Stored data section start

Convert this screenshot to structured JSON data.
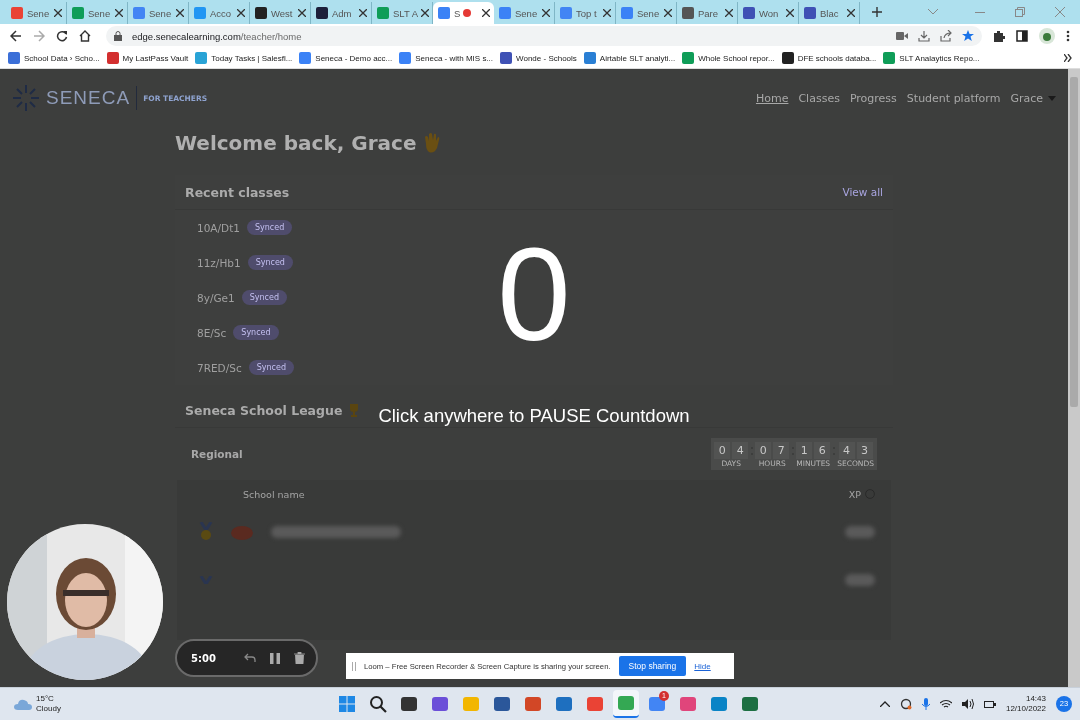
{
  "browser": {
    "tabs": [
      {
        "title": "Sene",
        "selected": false,
        "recording": false
      },
      {
        "title": "Sene",
        "selected": false,
        "recording": false
      },
      {
        "title": "Sene",
        "selected": false,
        "recording": false
      },
      {
        "title": "Acco",
        "selected": false,
        "recording": false
      },
      {
        "title": "West",
        "selected": false,
        "recording": false
      },
      {
        "title": "Adm",
        "selected": false,
        "recording": false
      },
      {
        "title": "SLT A",
        "selected": false,
        "recording": false
      },
      {
        "title": "S",
        "selected": true,
        "recording": true
      },
      {
        "title": "Sene",
        "selected": false,
        "recording": false
      },
      {
        "title": "Top t",
        "selected": false,
        "recording": false
      },
      {
        "title": "Sene",
        "selected": false,
        "recording": false
      },
      {
        "title": "Pare",
        "selected": false,
        "recording": false
      },
      {
        "title": "Won",
        "selected": false,
        "recording": false
      },
      {
        "title": "Blac",
        "selected": false,
        "recording": false
      }
    ],
    "url_host": "edge.senecalearning.com",
    "url_path": "/teacher/home",
    "bookmarks": [
      "School Data › Scho...",
      "My LastPass Vault",
      "Today Tasks | Salesfl...",
      "Seneca - Demo acc...",
      "Seneca - with MIS s...",
      "Wonde - Schools",
      "Airtable SLT analyti...",
      "Whole School repor...",
      "DFE schools databa...",
      "SLT Analaytics Repo..."
    ]
  },
  "site": {
    "logo": "SENECA",
    "logo_tag": "FOR TEACHERS",
    "nav": [
      {
        "label": "Home",
        "selected": true
      },
      {
        "label": "Classes",
        "selected": false
      },
      {
        "label": "Progress",
        "selected": false
      },
      {
        "label": "Student platform",
        "selected": false
      }
    ],
    "user_menu": "Grace"
  },
  "welcome": "Welcome back, Grace",
  "recent_classes": {
    "title": "Recent classes",
    "link": "View all",
    "classes": [
      {
        "name": "10A/Dt1",
        "badge": "Synced"
      },
      {
        "name": "11z/Hb1",
        "badge": "Synced"
      },
      {
        "name": "8y/Ge1",
        "badge": "Synced"
      },
      {
        "name": "8E/Sc",
        "badge": "Synced"
      },
      {
        "name": "7RED/Sc",
        "badge": "Synced"
      }
    ]
  },
  "league": {
    "title": "Seneca School League",
    "region": "Regional",
    "timer": [
      {
        "digits": [
          "0",
          "4"
        ],
        "unit": "DAYS"
      },
      {
        "digits": [
          "0",
          "7"
        ],
        "unit": "HOURS"
      },
      {
        "digits": [
          "1",
          "6"
        ],
        "unit": "MINUTES"
      },
      {
        "digits": [
          "4",
          "3"
        ],
        "unit": "SECONDS"
      }
    ],
    "columns": [
      "School name",
      "XP"
    ]
  },
  "countdown": {
    "number": "0",
    "hint": "Click anywhere to PAUSE Countdown"
  },
  "recorder": {
    "timer": "5:00",
    "share_message": "Loom – Free Screen Recorder & Screen Capture is sharing your screen.",
    "stop_button": "Stop sharing",
    "hide_link": "Hide"
  },
  "taskbar": {
    "temperature": "15°C",
    "condition": "Cloudy",
    "apps": [
      {
        "selected": false
      },
      {
        "selected": false
      },
      {
        "selected": false
      },
      {
        "selected": false
      },
      {
        "selected": false
      },
      {
        "selected": false
      },
      {
        "selected": false
      },
      {
        "selected": false
      },
      {
        "selected": false
      },
      {
        "selected": true
      },
      {
        "selected": false,
        "badge": "1"
      },
      {
        "selected": false
      },
      {
        "selected": false
      },
      {
        "selected": false
      }
    ],
    "time": "14:43",
    "date": "12/10/2022",
    "notifications": "23"
  }
}
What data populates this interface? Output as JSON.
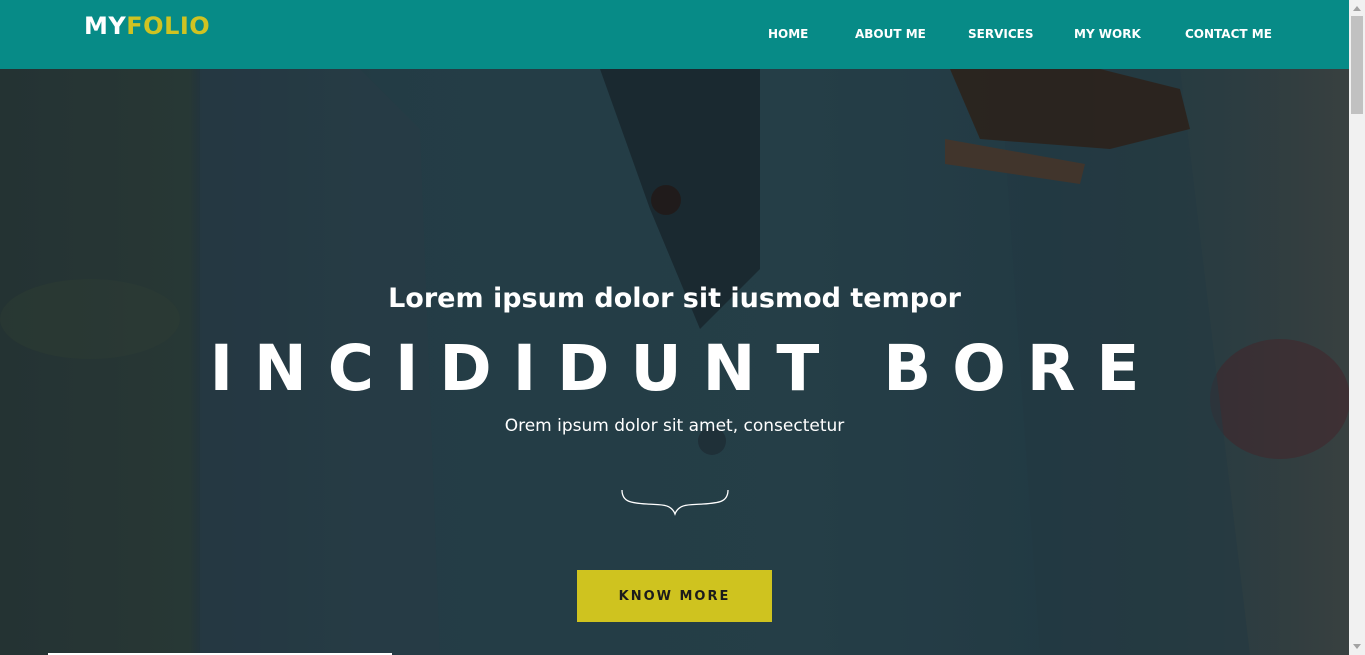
{
  "brand": {
    "part1": "MY",
    "part2": "FOLIO",
    "color_primary": "#ffffff",
    "color_accent": "#cfc322"
  },
  "nav": {
    "background": "#078b87",
    "items": [
      {
        "label": "HOME"
      },
      {
        "label": "ABOUT ME"
      },
      {
        "label": "SERVICES"
      },
      {
        "label": "MY WORK"
      },
      {
        "label": "CONTACT ME"
      }
    ]
  },
  "hero": {
    "subtitle": "Lorem ipsum dolor sit iusmod tempor",
    "title": "INCIDIDUNT BORE",
    "caption": "Orem ipsum dolor sit amet, consectetur",
    "divider_icon": "curly-brace-icon",
    "cta_label": "KNOW MORE",
    "cta_color": "#cfc31f"
  }
}
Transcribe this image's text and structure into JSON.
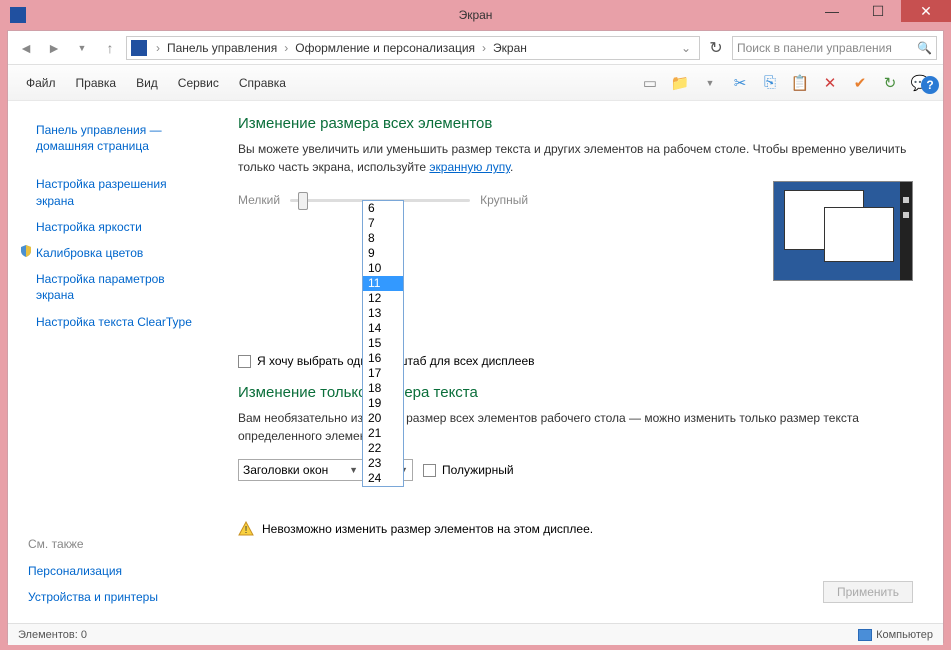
{
  "title": "Экран",
  "breadcrumb": {
    "item1": "Панель управления",
    "item2": "Оформление и персонализация",
    "item3": "Экран"
  },
  "search": {
    "placeholder": "Поиск в панели управления"
  },
  "menu": {
    "file": "Файл",
    "edit": "Правка",
    "view": "Вид",
    "service": "Сервис",
    "help": "Справка"
  },
  "sidebar": {
    "home": "Панель управления — домашняя страница",
    "resolution": "Настройка разрешения экрана",
    "brightness": "Настройка яркости",
    "calibration": "Калибровка цветов",
    "params": "Настройка параметров экрана",
    "cleartype": "Настройка текста ClearType",
    "seealso": "См. также",
    "personalization": "Персонализация",
    "devices": "Устройства и принтеры"
  },
  "main": {
    "heading1": "Изменение размера всех элементов",
    "para1_a": "Вы можете увеличить или уменьшить размер текста и других элементов на рабочем столе. Чтобы временно увеличить только часть экрана, используйте ",
    "para1_link": "экранную лупу",
    "para1_b": ".",
    "slider_small": "Мелкий",
    "slider_large": "Крупный",
    "checkbox_label": "Я хочу выбрать один масштаб для всех дисплеев",
    "heading2": "Изменение только размера текста",
    "para2": "Вам необязательно изменять размер всех элементов рабочего стола — можно изменить только размер текста определенного элемента.",
    "combo_element": "Заголовки окон",
    "combo_size": "11",
    "bold_label": "Полужирный",
    "warning": "Невозможно изменить размер элементов на этом дисплее.",
    "apply": "Применить"
  },
  "dropdown": {
    "options": [
      "6",
      "7",
      "8",
      "9",
      "10",
      "11",
      "12",
      "13",
      "14",
      "15",
      "16",
      "17",
      "18",
      "19",
      "20",
      "21",
      "22",
      "23",
      "24"
    ],
    "selected": "11"
  },
  "statusbar": {
    "left": "Элементов: 0",
    "right": "Компьютер"
  }
}
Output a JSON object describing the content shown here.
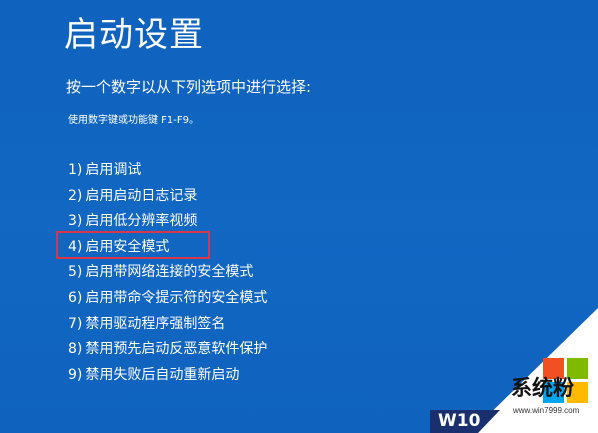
{
  "screen": {
    "title": "启动设置",
    "prompt": "按一个数字以从下列选项中进行选择:",
    "hint": "使用数字键或功能键 F1-F9。",
    "options": [
      {
        "num": "1)",
        "label": "启用调试"
      },
      {
        "num": "2)",
        "label": "启用启动日志记录"
      },
      {
        "num": "3)",
        "label": "启用低分辨率视频"
      },
      {
        "num": "4)",
        "label": "启用安全模式"
      },
      {
        "num": "5)",
        "label": "启用带网络连接的安全模式"
      },
      {
        "num": "6)",
        "label": "启用带命令提示符的安全模式"
      },
      {
        "num": "7)",
        "label": "禁用驱动程序强制签名"
      },
      {
        "num": "8)",
        "label": "禁用预先启动反恶意软件保护"
      },
      {
        "num": "9)",
        "label": "禁用失败后自动重新启动"
      }
    ]
  },
  "watermark": {
    "badge_text": "W10",
    "logo_text": "系统粉",
    "logo_url": "www.win7999.com"
  },
  "colors": {
    "background": "#1167C2",
    "text": "#FFFFFF",
    "highlight_border": "#D9364A",
    "ms_red": "#F25022",
    "ms_green": "#7FBA00",
    "ms_blue": "#00A4EF",
    "ms_yellow": "#FFB900"
  }
}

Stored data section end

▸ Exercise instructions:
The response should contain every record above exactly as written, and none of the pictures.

▸ Answer:
Convert this screenshot to structured JSON data.
{
  "browser": {
    "tabs": [
      {
        "title": "Sene",
        "selected": false,
        "recording": false
      },
      {
        "title": "Sene",
        "selected": false,
        "recording": false
      },
      {
        "title": "Sene",
        "selected": false,
        "recording": false
      },
      {
        "title": "Acco",
        "selected": false,
        "recording": false
      },
      {
        "title": "West",
        "selected": false,
        "recording": false
      },
      {
        "title": "Adm",
        "selected": false,
        "recording": false
      },
      {
        "title": "SLT A",
        "selected": false,
        "recording": false
      },
      {
        "title": "S",
        "selected": true,
        "recording": true
      },
      {
        "title": "Sene",
        "selected": false,
        "recording": false
      },
      {
        "title": "Top t",
        "selected": false,
        "recording": false
      },
      {
        "title": "Sene",
        "selected": false,
        "recording": false
      },
      {
        "title": "Pare",
        "selected": false,
        "recording": false
      },
      {
        "title": "Won",
        "selected": false,
        "recording": false
      },
      {
        "title": "Blac",
        "selected": false,
        "recording": false
      }
    ],
    "url_host": "edge.senecalearning.com",
    "url_path": "/teacher/home",
    "bookmarks": [
      "School Data › Scho...",
      "My LastPass Vault",
      "Today Tasks | Salesfl...",
      "Seneca - Demo acc...",
      "Seneca - with MIS s...",
      "Wonde - Schools",
      "Airtable SLT analyti...",
      "Whole School repor...",
      "DFE schools databa...",
      "SLT Analaytics Repo..."
    ]
  },
  "site": {
    "logo": "SENECA",
    "logo_tag": "FOR TEACHERS",
    "nav": [
      {
        "label": "Home",
        "selected": true
      },
      {
        "label": "Classes",
        "selected": false
      },
      {
        "label": "Progress",
        "selected": false
      },
      {
        "label": "Student platform",
        "selected": false
      }
    ],
    "user_menu": "Grace"
  },
  "welcome": "Welcome back, Grace",
  "recent_classes": {
    "title": "Recent classes",
    "link": "View all",
    "classes": [
      {
        "name": "10A/Dt1",
        "badge": "Synced"
      },
      {
        "name": "11z/Hb1",
        "badge": "Synced"
      },
      {
        "name": "8y/Ge1",
        "badge": "Synced"
      },
      {
        "name": "8E/Sc",
        "badge": "Synced"
      },
      {
        "name": "7RED/Sc",
        "badge": "Synced"
      }
    ]
  },
  "league": {
    "title": "Seneca School League",
    "region": "Regional",
    "timer": [
      {
        "digits": [
          "0",
          "4"
        ],
        "unit": "DAYS"
      },
      {
        "digits": [
          "0",
          "7"
        ],
        "unit": "HOURS"
      },
      {
        "digits": [
          "1",
          "6"
        ],
        "unit": "MINUTES"
      },
      {
        "digits": [
          "4",
          "3"
        ],
        "unit": "SECONDS"
      }
    ],
    "columns": [
      "School name",
      "XP"
    ]
  },
  "countdown": {
    "number": "0",
    "hint": "Click anywhere to PAUSE Countdown"
  },
  "recorder": {
    "timer": "5:00",
    "share_message": "Loom – Free Screen Recorder & Screen Capture is sharing your screen.",
    "stop_button": "Stop sharing",
    "hide_link": "Hide"
  },
  "taskbar": {
    "temperature": "15°C",
    "condition": "Cloudy",
    "apps": [
      {
        "selected": false
      },
      {
        "selected": false
      },
      {
        "selected": false
      },
      {
        "selected": false
      },
      {
        "selected": false
      },
      {
        "selected": false
      },
      {
        "selected": false
      },
      {
        "selected": false
      },
      {
        "selected": false
      },
      {
        "selected": true
      },
      {
        "selected": false,
        "badge": "1"
      },
      {
        "selected": false
      },
      {
        "selected": false
      },
      {
        "selected": false
      }
    ],
    "time": "14:43",
    "date": "12/10/2022",
    "notifications": "23"
  }
}
What data populates this interface? Output as JSON.
{
  "brand": {
    "part1": "MY",
    "part2": "FOLIO",
    "color_primary": "#ffffff",
    "color_accent": "#cfc322"
  },
  "nav": {
    "background": "#078b87",
    "items": [
      {
        "label": "HOME"
      },
      {
        "label": "ABOUT ME"
      },
      {
        "label": "SERVICES"
      },
      {
        "label": "MY WORK"
      },
      {
        "label": "CONTACT ME"
      }
    ]
  },
  "hero": {
    "subtitle": "Lorem ipsum dolor sit iusmod tempor",
    "title": "INCIDIDUNT BORE",
    "caption": "Orem ipsum dolor sit amet, consectetur",
    "divider_icon": "curly-brace-icon",
    "cta_label": "KNOW MORE",
    "cta_color": "#cfc31f"
  }
}
Transcribe this image's text and structure into JSON.
{
  "title": "Экран",
  "breadcrumb": {
    "item1": "Панель управления",
    "item2": "Оформление и персонализация",
    "item3": "Экран"
  },
  "search": {
    "placeholder": "Поиск в панели управления"
  },
  "menu": {
    "file": "Файл",
    "edit": "Правка",
    "view": "Вид",
    "service": "Сервис",
    "help": "Справка"
  },
  "sidebar": {
    "home": "Панель управления — домашняя страница",
    "resolution": "Настройка разрешения экрана",
    "brightness": "Настройка яркости",
    "calibration": "Калибровка цветов",
    "params": "Настройка параметров экрана",
    "cleartype": "Настройка текста ClearType",
    "seealso": "См. также",
    "personalization": "Персонализация",
    "devices": "Устройства и принтеры"
  },
  "main": {
    "heading1": "Изменение размера всех элементов",
    "para1_a": "Вы можете увеличить или уменьшить размер текста и других элементов на рабочем столе. Чтобы временно увеличить только часть экрана, используйте ",
    "para1_link": "экранную лупу",
    "para1_b": ".",
    "slider_small": "Мелкий",
    "slider_large": "Крупный",
    "checkbox_label": "Я хочу выбрать один масштаб для всех дисплеев",
    "heading2": "Изменение только размера текста",
    "para2": "Вам необязательно изменять размер всех элементов рабочего стола — можно изменить только размер текста определенного элемента.",
    "combo_element": "Заголовки окон",
    "combo_size": "11",
    "bold_label": "Полужирный",
    "warning": "Невозможно изменить размер элементов на этом дисплее.",
    "apply": "Применить"
  },
  "dropdown": {
    "options": [
      "6",
      "7",
      "8",
      "9",
      "10",
      "11",
      "12",
      "13",
      "14",
      "15",
      "16",
      "17",
      "18",
      "19",
      "20",
      "21",
      "22",
      "23",
      "24"
    ],
    "selected": "11"
  },
  "statusbar": {
    "left": "Элементов: 0",
    "right": "Компьютер"
  }
}
Output a JSON object describing the content shown here.
{
  "screen": {
    "title": "启动设置",
    "prompt": "按一个数字以从下列选项中进行选择:",
    "hint": "使用数字键或功能键 F1-F9。",
    "options": [
      {
        "num": "1)",
        "label": "启用调试"
      },
      {
        "num": "2)",
        "label": "启用启动日志记录"
      },
      {
        "num": "3)",
        "label": "启用低分辨率视频"
      },
      {
        "num": "4)",
        "label": "启用安全模式"
      },
      {
        "num": "5)",
        "label": "启用带网络连接的安全模式"
      },
      {
        "num": "6)",
        "label": "启用带命令提示符的安全模式"
      },
      {
        "num": "7)",
        "label": "禁用驱动程序强制签名"
      },
      {
        "num": "8)",
        "label": "禁用预先启动反恶意软件保护"
      },
      {
        "num": "9)",
        "label": "禁用失败后自动重新启动"
      }
    ]
  },
  "watermark": {
    "badge_text": "W10",
    "logo_text": "系统粉",
    "logo_url": "www.win7999.com"
  },
  "colors": {
    "background": "#1167C2",
    "text": "#FFFFFF",
    "highlight_border": "#D9364A",
    "ms_red": "#F25022",
    "ms_green": "#7FBA00",
    "ms_blue": "#00A4EF",
    "ms_yellow": "#FFB900"
  }
}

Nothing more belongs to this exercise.